> [TASK REQUIREMENTS]: All lines with the word "string" must be pulled from the entries below.

(Element data from apps and pages)
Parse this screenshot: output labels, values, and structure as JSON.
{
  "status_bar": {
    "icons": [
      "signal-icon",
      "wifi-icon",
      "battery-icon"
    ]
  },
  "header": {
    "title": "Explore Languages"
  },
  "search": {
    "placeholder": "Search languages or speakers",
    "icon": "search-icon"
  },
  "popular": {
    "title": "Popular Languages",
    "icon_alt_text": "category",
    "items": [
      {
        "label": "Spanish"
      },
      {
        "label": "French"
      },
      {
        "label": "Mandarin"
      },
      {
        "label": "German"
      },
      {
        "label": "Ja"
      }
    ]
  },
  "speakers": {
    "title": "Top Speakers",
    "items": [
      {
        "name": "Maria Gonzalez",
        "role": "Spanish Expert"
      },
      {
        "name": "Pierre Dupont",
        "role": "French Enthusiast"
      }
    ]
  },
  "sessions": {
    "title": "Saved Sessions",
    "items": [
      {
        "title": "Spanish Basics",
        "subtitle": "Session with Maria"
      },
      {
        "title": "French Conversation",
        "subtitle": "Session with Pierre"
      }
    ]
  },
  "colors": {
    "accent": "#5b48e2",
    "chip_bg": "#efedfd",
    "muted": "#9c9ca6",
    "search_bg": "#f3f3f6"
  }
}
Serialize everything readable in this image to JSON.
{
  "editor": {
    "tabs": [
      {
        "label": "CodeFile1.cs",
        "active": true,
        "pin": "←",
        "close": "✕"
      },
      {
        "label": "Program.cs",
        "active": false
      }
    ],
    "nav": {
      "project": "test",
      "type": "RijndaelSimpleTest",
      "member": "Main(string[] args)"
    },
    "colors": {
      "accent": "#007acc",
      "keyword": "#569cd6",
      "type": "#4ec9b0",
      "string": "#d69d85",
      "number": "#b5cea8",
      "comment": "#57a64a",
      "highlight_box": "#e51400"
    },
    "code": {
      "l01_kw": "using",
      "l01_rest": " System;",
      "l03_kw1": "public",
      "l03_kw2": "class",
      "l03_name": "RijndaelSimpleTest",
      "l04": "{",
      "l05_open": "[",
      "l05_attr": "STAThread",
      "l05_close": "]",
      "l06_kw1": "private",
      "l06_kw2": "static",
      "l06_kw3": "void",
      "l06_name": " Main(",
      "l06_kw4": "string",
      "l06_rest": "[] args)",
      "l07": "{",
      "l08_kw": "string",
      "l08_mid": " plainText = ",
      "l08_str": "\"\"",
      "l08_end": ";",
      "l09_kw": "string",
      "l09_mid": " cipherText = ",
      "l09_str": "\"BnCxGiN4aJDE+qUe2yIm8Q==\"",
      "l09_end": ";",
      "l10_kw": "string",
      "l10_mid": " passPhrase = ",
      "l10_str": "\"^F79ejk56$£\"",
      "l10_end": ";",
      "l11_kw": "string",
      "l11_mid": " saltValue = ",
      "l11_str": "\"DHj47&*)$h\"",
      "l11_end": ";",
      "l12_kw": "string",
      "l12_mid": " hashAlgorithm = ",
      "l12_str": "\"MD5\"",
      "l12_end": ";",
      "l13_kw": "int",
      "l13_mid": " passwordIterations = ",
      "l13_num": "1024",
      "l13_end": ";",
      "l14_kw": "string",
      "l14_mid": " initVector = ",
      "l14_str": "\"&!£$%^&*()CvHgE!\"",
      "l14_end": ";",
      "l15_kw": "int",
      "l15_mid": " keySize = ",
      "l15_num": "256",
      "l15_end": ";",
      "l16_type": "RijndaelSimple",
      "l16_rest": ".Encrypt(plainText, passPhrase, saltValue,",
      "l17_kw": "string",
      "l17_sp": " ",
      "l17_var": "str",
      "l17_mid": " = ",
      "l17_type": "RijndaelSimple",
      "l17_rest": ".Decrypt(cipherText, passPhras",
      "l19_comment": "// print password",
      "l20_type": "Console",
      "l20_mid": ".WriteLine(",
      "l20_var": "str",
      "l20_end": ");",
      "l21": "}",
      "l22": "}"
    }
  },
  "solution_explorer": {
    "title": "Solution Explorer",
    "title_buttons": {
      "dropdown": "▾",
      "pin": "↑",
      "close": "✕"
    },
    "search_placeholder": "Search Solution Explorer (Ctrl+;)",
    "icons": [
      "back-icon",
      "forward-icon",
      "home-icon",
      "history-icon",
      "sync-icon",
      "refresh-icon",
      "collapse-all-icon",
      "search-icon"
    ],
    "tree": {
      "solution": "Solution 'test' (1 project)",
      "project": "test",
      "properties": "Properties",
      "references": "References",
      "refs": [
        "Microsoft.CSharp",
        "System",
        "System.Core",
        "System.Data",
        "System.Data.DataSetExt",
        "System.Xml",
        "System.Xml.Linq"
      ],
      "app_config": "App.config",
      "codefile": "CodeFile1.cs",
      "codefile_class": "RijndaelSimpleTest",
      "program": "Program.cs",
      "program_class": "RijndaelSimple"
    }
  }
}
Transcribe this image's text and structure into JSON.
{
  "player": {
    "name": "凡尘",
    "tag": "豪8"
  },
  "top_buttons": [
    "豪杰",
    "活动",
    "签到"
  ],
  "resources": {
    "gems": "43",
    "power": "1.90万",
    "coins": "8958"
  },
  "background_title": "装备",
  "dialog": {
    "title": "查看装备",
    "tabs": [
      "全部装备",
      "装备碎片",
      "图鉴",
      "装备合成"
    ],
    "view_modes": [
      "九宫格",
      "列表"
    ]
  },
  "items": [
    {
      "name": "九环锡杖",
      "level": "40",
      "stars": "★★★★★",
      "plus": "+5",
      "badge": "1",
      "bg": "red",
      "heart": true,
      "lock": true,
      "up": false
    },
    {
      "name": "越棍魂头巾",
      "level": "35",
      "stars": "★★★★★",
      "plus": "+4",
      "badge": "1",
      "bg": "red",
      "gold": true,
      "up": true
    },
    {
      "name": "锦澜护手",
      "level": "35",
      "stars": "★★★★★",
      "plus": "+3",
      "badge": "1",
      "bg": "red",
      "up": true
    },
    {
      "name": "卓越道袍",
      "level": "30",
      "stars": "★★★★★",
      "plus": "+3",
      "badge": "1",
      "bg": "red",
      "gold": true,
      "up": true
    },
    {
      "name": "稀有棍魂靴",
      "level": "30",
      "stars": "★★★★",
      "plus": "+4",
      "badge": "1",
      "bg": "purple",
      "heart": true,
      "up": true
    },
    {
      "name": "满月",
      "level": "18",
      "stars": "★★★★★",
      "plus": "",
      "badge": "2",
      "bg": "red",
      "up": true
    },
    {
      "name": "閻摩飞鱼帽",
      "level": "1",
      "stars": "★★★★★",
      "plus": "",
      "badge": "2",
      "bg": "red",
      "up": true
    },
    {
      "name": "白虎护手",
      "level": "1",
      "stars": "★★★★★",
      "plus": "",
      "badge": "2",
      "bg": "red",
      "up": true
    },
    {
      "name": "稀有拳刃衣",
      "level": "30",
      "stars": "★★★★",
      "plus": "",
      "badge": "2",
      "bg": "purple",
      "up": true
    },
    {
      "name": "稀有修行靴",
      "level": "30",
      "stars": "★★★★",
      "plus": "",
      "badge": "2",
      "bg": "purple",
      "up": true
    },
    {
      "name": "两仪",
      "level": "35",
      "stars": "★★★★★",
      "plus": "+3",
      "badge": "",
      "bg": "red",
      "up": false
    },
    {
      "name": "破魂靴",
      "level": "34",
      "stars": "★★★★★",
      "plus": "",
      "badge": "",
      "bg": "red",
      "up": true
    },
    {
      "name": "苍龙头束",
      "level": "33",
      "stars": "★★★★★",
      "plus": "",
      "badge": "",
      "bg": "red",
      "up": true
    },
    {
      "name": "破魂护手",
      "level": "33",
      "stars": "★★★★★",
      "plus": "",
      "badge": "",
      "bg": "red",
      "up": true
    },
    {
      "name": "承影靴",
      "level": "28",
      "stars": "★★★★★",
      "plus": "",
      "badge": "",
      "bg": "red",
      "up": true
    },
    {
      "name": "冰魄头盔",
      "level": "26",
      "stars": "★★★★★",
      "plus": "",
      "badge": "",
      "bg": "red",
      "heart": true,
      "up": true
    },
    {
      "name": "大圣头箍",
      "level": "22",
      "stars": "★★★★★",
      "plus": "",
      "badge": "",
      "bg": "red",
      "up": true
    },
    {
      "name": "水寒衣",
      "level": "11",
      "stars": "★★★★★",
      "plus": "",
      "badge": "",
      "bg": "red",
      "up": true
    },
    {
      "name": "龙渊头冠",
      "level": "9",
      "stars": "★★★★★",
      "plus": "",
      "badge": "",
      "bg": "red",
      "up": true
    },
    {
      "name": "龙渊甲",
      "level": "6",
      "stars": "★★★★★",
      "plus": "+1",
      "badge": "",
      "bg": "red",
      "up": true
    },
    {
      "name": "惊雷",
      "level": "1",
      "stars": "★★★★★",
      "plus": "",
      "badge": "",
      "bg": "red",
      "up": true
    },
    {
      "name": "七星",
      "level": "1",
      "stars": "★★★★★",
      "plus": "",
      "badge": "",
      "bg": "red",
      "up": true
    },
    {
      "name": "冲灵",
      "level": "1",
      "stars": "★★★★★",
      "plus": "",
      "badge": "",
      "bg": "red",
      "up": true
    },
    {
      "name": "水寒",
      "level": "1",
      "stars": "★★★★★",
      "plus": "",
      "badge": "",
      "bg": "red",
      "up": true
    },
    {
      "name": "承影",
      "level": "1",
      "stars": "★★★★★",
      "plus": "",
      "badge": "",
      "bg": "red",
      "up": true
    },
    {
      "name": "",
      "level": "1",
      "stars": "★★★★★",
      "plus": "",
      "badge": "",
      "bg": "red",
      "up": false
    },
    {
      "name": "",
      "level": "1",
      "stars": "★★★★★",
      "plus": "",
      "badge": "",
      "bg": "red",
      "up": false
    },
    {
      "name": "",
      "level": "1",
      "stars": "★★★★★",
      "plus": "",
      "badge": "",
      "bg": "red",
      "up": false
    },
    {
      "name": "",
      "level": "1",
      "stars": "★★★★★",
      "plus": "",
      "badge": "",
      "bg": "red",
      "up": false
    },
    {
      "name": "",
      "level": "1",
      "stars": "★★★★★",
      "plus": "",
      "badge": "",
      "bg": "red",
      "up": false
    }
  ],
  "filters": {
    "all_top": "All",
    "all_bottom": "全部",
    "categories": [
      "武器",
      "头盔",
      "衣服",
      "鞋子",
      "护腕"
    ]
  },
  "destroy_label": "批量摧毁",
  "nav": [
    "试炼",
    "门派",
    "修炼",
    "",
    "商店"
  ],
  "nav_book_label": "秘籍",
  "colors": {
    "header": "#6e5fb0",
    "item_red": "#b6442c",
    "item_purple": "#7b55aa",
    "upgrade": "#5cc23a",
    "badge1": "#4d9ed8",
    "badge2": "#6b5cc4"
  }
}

> [WRITTEN SOLUTION]:
      "member": "Main(string[] args)"
      "string": "#d69d85",
      "l06_kw4": "string",
      "l08_kw": "string",
      "l09_kw": "string",
      "l10_kw": "string",
      "l11_kw": "string",
      "l12_kw": "string",
      "l14_kw": "string",
      "l17_kw": "string",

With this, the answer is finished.